Well ... the short answer is: bugs! + meetings (sad, but true) + emotions (random interrupt that will pre-empt all other functions in the brain -- esp. strong in meetings).

We cannot estimate how long it will take to fix a bug easily -- Why?

1. Well the developers have to replicate the bug and find out it is a bug --> It take some unknown quantum of time > 10 minutes (why 10? Glad you asked. Over the years, I identified that it took me, at a minimum, 10 minutes read a defect report -- complain about it being very poorly written -- replicate it -- write up a brief note either acquiring it for investigation, assigning it or closing it).

2. If it is indeed a bug, identify root cause. --> Will take over 10 minutes (why 10 again? Well... one has to check out appropriate version from repository, compile and pray that all goes well, reluctantly run in debugger, find culprit and court martial them, got through a mini-localised-merge nightmare, check-in code with appropriate comment, update defect tracking tool, update time tracking tool, check Facebook, write a comment on Reddit, read twitter updates, complain to the world on twitter about the sad state of the codebase).

3. Integration + Regression testing. --> Pick a number > 1 (trust me -- it will be at least 1 minute).

In a perfect world, it will take a minimum of 21 minutes per defect (maximum or a realistic time to fix and evaluate ripple impacts are completely unknown).
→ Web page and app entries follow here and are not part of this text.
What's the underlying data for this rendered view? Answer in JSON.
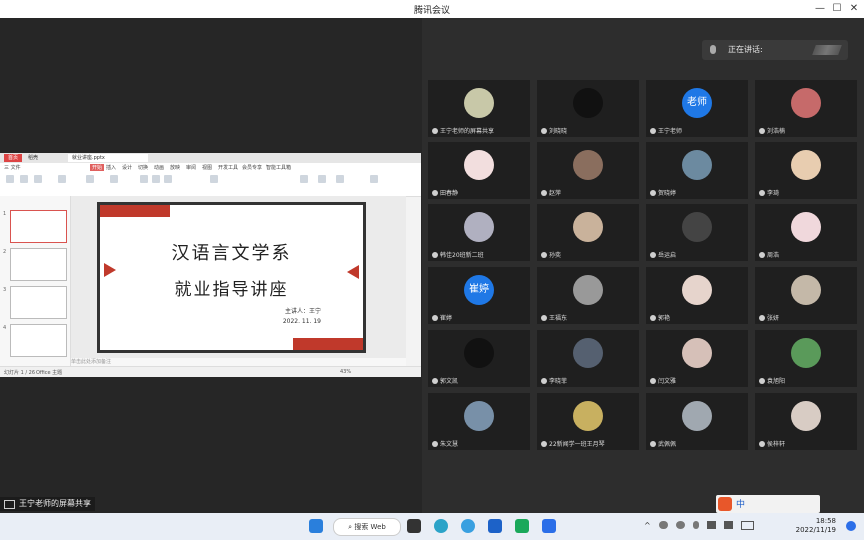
{
  "app": {
    "title": "腾讯会议"
  },
  "speaking": {
    "label": "正在讲话:"
  },
  "participants": [
    {
      "name": "王宁老师的屏幕共享",
      "avatar": "landscape-avatar",
      "color": "#c8c8a8"
    },
    {
      "name": "刘晓晓",
      "avatar": "cat-avatar",
      "color": "#111111"
    },
    {
      "name": "王宁老师",
      "avatar_text": "老师",
      "color": "#1f78e6"
    },
    {
      "name": "刘浩楠",
      "avatar": "sunset-avatar",
      "color": "#c66a6a"
    },
    {
      "name": "田春静",
      "avatar": "cartoon-avatar",
      "color": "#f2dede"
    },
    {
      "name": "赵萍",
      "avatar": "anime-avatar",
      "color": "#8a6e5e"
    },
    {
      "name": "贺晓婷",
      "avatar": "anime-avatar",
      "color": "#6c8aa0"
    },
    {
      "name": "李琦",
      "avatar": "girl-avatar",
      "color": "#e8cdb0"
    },
    {
      "name": "韩佳20班新二班",
      "avatar": "robot-avatar",
      "color": "#b0b0c0"
    },
    {
      "name": "孙奕",
      "avatar": "girl-avatar",
      "color": "#c9b29b"
    },
    {
      "name": "岳运启",
      "avatar": "anime-avatar",
      "color": "#444444"
    },
    {
      "name": "周浩",
      "avatar": "cute-avatar",
      "color": "#f0d8dc"
    },
    {
      "name": "崔婷",
      "avatar_text": "崔婷",
      "color": "#1f78e6"
    },
    {
      "name": "王福东",
      "avatar": "ink-avatar",
      "color": "#999999"
    },
    {
      "name": "郭艳",
      "avatar": "girl-avatar",
      "color": "#e6d4cc"
    },
    {
      "name": "张妍",
      "avatar": "girl-avatar",
      "color": "#c4b8a8"
    },
    {
      "name": "郭文凯",
      "avatar": "silhouette-avatar",
      "color": "#111111"
    },
    {
      "name": "李晓菲",
      "avatar": "anime-avatar",
      "color": "#556070"
    },
    {
      "name": "闫文雅",
      "avatar": "anime-avatar",
      "color": "#d6c0b8"
    },
    {
      "name": "袁旭阳",
      "avatar": "game-avatar",
      "color": "#5a9a5a"
    },
    {
      "name": "朱文慧",
      "avatar": "landscape-avatar",
      "color": "#7890a8"
    },
    {
      "name": "22新闻学一班王月琴",
      "avatar": "flower-avatar",
      "color": "#c8b060"
    },
    {
      "name": "武佩佩",
      "avatar": "building-avatar",
      "color": "#a0a8b0"
    },
    {
      "name": "侯梓轩",
      "avatar": "anime-avatar",
      "color": "#d8ccc4"
    }
  ],
  "ppt": {
    "tabs": [
      "首页",
      "稻壳",
      "就业讲座.pptx"
    ],
    "menu": [
      "三 文件",
      "开始",
      "插入",
      "设计",
      "切换",
      "动画",
      "放映",
      "审阅",
      "视图",
      "开发工具",
      "会员专享",
      "智能工具箱"
    ],
    "slide_title_1": "汉语言文学系",
    "slide_title_2": "就业指导讲座",
    "presenter": "主讲人：王宁",
    "date": "2022. 11. 19",
    "note_placeholder": "单击此处添加备注",
    "status_left": "幻灯片 1 / 26",
    "status_theme": "Office 主题",
    "zoom": "43%"
  },
  "share_label": "王宁老师的屏幕共享",
  "taskbar": {
    "search_placeholder": "搜索 Web",
    "time": "18:58",
    "date": "2022/11/19"
  },
  "ime": {
    "label": "中"
  }
}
Bugs are relatively easier to work on ... but, "new features" and "requested enhancements" these are a completely different ball game when it comes to estimation. Why? Well, since we now are entering the world of "serial meetings" and "wonderful emotions". It is sufficient to say that even the most trivial enhancement is likely to translate into a time quantum > 1 person hour/feature (really? minimum of 1 hour? Well the tasks will involve at a minimum -- thinking/spec + analysis/high-level design + programming + unit test + merge + integrate + regression test + emails + release notes + discussions + arguing why the feature is a good idea + arguing why the feature is a dumb idea + complaining to the sales/marketing team that they should ask before selling a dumb idea + staring blankly at the walls).

Alright .. so estimation is hard, which makes scheduling difficult. So, why bother? Why should one even attempt this? If you are still reading .. thank you for hanging in there. Here is the reason....

We create a plan in order to "prepare the development team" and only hopefully to follow it (i.e. sticking to the plan is a bonus and can happen if the stars are all aligned in the right quadrant of the sky). The entire exercise helps the team consider the issues involved and you are very likely to get the "minimum time it will take" reasonably correct. My experience is that the "minimum time" gives the clients a sufficiently large heart condition.

I find planning exercises are useful if the team collaboratively develops it and reflects on it regularly (every 3-4 weeks works well in my experience). It improves productivity (indirectly), helps team communication a bit better (at least you know what is going on), and allows the team to get a big picture overview and provides some sense of the business drivers/pressures.

However, the fastest way to kill morale and productivity in the development team is to actually force them to stick to some "schedule" that was developed early in the project life cycle by the "all seeing management".